During those three days of conversation, Picasso must have sensed Vigas’s capacity to become a great artist. Like Picasso, Vigas was essentially a representational artist who took his art seriously—and indeed the two artists share some common artistic themes, such as animals and women. Picasso portrayed couples through the decades in the styles he was interested in exploring at the time: realistic, Fauvist, Cubist, and Expressionist. Vigas, on the other hand, dealt with the theme of women through archetypal images according to cosmogonic conception he had of woman as goddess, myth, or source of life.

There is no doubt that there was not only great empathy between the two artists but also an artistic connection that has somehow stood the test of time. Both were multifaceted—accomplished not only in painting but in drawing, sculpture, textile art, engraving, and ceramics; and both of them, in their own periods and creations, worked with discipline and persistence. Vigas, like Picasso, was passionate about art partly because he liked to explore all kinds of media. Vigas’ experience with ceramics, for example, undoubtedly had something to do with Picasso. In Vallauris, where he painted Portrait of Madame D, Picasso had a fruitful ceramic period at the ateliers of Madoura and Fournas. During the 1940s and the 1950s Picasso produced numerous pieces, including jugs, zoomorphic objects, and plates. Vigas, on the other hand, first worked with ceramics much later, in the 1980s, when the Ateneo de Valencia commissioned a mural for its main façade. He honored the native culture of the region by naming the work Homenaje a la cultura Tacarigua, and he later produced more than 200 pieces, including plates, dishes, bowls, and other items. This was all budding in young Vigas when he met the Andalusian master in 1955.

In spite of Picasso’s overwhelming personality, Vigas was always able to preserve his own personal style in his painting. This is clear because after his visit to Picasso he finished his Objetos series, works in which there is a predominant constructive and synthetic approach, which he had begun in 1952 with his Composiciones constructivas.
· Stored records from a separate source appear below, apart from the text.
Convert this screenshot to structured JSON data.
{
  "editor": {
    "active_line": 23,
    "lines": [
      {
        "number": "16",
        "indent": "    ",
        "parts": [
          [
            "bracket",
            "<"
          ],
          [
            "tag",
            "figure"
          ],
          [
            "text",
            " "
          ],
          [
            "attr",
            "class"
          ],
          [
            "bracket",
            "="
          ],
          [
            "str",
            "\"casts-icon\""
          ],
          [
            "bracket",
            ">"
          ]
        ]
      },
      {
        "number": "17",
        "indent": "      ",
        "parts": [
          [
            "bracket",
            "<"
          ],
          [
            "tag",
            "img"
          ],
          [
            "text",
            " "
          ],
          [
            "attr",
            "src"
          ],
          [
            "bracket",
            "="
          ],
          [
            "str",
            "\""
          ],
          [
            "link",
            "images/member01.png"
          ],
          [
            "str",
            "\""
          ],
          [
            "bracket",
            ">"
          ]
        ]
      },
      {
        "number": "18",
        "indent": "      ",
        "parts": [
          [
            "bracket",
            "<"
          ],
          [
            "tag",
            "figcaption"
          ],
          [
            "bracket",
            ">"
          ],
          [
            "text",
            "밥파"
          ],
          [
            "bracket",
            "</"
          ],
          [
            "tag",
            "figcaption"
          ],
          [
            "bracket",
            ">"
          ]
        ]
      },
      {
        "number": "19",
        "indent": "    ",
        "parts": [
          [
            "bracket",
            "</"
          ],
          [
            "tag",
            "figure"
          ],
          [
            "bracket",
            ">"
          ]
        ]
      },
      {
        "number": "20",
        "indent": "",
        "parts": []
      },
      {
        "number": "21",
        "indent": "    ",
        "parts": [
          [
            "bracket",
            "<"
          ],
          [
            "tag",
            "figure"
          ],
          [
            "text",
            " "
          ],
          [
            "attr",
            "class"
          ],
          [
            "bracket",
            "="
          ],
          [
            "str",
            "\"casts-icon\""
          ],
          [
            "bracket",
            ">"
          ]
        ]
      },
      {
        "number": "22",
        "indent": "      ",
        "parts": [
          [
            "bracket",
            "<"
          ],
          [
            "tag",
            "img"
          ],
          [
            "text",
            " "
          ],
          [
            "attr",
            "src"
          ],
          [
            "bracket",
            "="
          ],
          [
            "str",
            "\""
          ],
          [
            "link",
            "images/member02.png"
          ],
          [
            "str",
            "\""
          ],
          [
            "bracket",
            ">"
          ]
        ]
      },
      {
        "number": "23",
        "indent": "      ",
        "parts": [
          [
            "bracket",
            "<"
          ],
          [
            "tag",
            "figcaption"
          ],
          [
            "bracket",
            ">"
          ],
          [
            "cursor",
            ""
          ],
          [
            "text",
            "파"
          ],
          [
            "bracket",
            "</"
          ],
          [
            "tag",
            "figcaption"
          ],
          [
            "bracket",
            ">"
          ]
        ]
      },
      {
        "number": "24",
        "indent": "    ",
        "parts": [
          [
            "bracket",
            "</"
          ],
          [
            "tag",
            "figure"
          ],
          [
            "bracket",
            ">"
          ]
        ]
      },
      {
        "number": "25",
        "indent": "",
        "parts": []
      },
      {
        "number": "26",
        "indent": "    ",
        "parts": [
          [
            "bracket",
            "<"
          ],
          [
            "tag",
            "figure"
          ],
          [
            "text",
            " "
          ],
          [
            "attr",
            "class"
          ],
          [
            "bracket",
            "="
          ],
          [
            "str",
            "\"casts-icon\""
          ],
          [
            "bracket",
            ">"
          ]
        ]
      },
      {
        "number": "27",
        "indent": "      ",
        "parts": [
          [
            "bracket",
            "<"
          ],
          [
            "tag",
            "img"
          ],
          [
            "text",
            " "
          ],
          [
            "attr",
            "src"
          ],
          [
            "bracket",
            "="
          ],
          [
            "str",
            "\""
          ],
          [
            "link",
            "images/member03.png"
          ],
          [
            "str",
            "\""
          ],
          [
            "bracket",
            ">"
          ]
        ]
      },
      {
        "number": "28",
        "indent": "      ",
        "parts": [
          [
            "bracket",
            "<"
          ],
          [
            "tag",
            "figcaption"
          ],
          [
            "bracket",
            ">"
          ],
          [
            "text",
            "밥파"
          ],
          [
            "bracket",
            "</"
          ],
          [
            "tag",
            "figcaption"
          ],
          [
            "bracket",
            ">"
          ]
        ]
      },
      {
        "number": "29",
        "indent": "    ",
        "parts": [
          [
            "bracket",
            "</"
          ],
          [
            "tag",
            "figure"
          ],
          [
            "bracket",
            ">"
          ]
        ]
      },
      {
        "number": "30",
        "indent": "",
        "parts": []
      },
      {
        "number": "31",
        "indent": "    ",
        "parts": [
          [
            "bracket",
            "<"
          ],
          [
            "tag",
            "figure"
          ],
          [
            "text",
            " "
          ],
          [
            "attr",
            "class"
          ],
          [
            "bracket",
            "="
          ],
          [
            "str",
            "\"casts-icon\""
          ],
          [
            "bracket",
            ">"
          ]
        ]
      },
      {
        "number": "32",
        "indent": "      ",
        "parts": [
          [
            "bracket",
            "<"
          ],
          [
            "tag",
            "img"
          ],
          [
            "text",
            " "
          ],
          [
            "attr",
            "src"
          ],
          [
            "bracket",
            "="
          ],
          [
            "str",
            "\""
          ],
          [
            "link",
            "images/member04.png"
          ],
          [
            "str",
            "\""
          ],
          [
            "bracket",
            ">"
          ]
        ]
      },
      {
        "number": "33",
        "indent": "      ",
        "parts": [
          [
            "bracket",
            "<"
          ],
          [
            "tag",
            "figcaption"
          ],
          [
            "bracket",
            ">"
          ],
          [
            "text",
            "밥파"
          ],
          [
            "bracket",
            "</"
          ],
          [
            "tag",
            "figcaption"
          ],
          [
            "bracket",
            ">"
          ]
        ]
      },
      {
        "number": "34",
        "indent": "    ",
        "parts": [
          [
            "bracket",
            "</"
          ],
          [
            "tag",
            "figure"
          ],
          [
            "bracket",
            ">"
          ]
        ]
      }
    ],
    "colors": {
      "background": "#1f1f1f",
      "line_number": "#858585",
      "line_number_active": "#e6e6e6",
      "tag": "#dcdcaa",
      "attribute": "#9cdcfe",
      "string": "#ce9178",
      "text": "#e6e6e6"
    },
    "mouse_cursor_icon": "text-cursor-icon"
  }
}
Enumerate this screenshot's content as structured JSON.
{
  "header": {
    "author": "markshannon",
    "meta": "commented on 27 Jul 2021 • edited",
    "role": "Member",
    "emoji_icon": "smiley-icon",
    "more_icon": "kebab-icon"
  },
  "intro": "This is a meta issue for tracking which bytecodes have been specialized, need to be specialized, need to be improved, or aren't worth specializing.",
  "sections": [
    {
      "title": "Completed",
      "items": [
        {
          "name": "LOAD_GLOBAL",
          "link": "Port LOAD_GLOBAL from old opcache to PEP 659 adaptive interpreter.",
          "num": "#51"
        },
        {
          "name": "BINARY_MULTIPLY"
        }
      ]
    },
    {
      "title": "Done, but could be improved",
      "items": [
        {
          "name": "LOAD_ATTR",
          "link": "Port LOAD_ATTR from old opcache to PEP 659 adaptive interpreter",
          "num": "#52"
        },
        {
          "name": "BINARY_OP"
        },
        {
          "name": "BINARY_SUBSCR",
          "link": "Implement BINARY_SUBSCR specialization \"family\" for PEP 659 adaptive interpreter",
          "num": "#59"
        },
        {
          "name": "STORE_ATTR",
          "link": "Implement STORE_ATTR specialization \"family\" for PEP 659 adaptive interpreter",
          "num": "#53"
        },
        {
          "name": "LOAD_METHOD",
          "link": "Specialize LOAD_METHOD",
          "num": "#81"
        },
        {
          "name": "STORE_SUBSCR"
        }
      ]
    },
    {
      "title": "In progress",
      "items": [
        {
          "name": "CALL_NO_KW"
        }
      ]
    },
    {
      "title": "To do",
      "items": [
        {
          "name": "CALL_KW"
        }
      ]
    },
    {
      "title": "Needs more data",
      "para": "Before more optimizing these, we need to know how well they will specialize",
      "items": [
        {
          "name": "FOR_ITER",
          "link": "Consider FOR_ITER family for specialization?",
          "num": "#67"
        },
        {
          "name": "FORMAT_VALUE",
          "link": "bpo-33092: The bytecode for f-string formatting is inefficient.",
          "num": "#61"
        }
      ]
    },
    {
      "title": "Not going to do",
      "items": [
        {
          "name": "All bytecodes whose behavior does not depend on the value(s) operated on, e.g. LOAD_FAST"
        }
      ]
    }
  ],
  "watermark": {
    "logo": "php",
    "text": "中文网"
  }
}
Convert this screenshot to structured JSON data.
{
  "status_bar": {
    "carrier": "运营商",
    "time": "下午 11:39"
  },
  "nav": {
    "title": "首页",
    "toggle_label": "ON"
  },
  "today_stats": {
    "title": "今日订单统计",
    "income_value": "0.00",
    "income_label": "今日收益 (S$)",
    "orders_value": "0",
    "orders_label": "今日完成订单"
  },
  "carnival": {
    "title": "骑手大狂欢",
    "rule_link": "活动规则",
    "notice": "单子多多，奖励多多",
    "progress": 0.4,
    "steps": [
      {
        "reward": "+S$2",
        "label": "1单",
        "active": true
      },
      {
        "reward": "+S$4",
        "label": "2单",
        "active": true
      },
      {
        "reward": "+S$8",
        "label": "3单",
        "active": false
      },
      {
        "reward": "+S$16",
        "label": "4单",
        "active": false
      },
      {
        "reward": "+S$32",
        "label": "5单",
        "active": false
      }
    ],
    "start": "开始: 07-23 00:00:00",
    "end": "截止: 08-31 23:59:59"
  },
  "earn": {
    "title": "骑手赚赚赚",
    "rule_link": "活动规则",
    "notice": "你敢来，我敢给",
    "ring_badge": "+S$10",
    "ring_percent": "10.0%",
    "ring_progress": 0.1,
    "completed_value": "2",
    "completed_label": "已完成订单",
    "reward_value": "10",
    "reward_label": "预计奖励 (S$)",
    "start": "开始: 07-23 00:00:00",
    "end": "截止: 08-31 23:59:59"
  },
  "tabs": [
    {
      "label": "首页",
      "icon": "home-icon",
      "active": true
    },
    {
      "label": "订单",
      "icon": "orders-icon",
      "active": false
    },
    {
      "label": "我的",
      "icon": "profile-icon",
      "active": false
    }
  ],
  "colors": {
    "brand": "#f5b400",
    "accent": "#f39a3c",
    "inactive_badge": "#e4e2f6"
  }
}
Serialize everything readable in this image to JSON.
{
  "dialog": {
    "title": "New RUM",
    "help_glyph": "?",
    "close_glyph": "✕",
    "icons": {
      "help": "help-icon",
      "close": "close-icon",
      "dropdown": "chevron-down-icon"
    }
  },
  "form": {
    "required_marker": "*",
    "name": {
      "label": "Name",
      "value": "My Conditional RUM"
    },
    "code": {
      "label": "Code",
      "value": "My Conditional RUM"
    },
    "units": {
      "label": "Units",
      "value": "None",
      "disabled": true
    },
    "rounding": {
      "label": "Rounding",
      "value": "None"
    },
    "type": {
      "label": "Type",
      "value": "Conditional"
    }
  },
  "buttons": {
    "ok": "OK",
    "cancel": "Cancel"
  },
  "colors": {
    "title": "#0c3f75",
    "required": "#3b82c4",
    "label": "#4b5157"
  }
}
Though these paintings have a tendency to be abstract, Vigas’ perspective, drawn from the cultures of native peoples, inspired him to retain references to the organic and natural world. After a constructivist period, he had a brief informalist period, then he returned to representational images, in which women and other beings were distinctive elements of his style.

After an emotional farewell, Vigas left Paris, promising to return. He left Paris with Picasso’s permission to withdraw the Portrait of Madame D from a Parisian art gallery. The exhibition in Valencia was a great success. However, Vigas did not return to visit Picasso because when he saw the catalog of the Valencia exhibition, the dictator of Venezuela, General Marcos Pérez Jiménez, and not Pablo Picasso, was listed as Honorary President of the exhibition. Vigas had not consulted about this change, which affected him deeply. The exhibition’s sponsor, Creole Petroleum Corporation, had required the change in order to fund the exhibition catalog—and because of this, Vigas’s colleagues unfairly accused him of cooperating with the regime, when in reality he had been a strong supporter of the opposition all his life. Offended, Vigas destroyed the catalogs and did not learn the true explanation for the change until fifty years later.

Vigas never forgot the three days he spent in conversation with Picasso. The fact that art was an essential aspect of their lives united them. Picasso is considered one of the most prolific artists in history. The same can be said of Vigas, who did not cease to work, even in times of adversity. He produced art until the very end of his life.

Susana Benko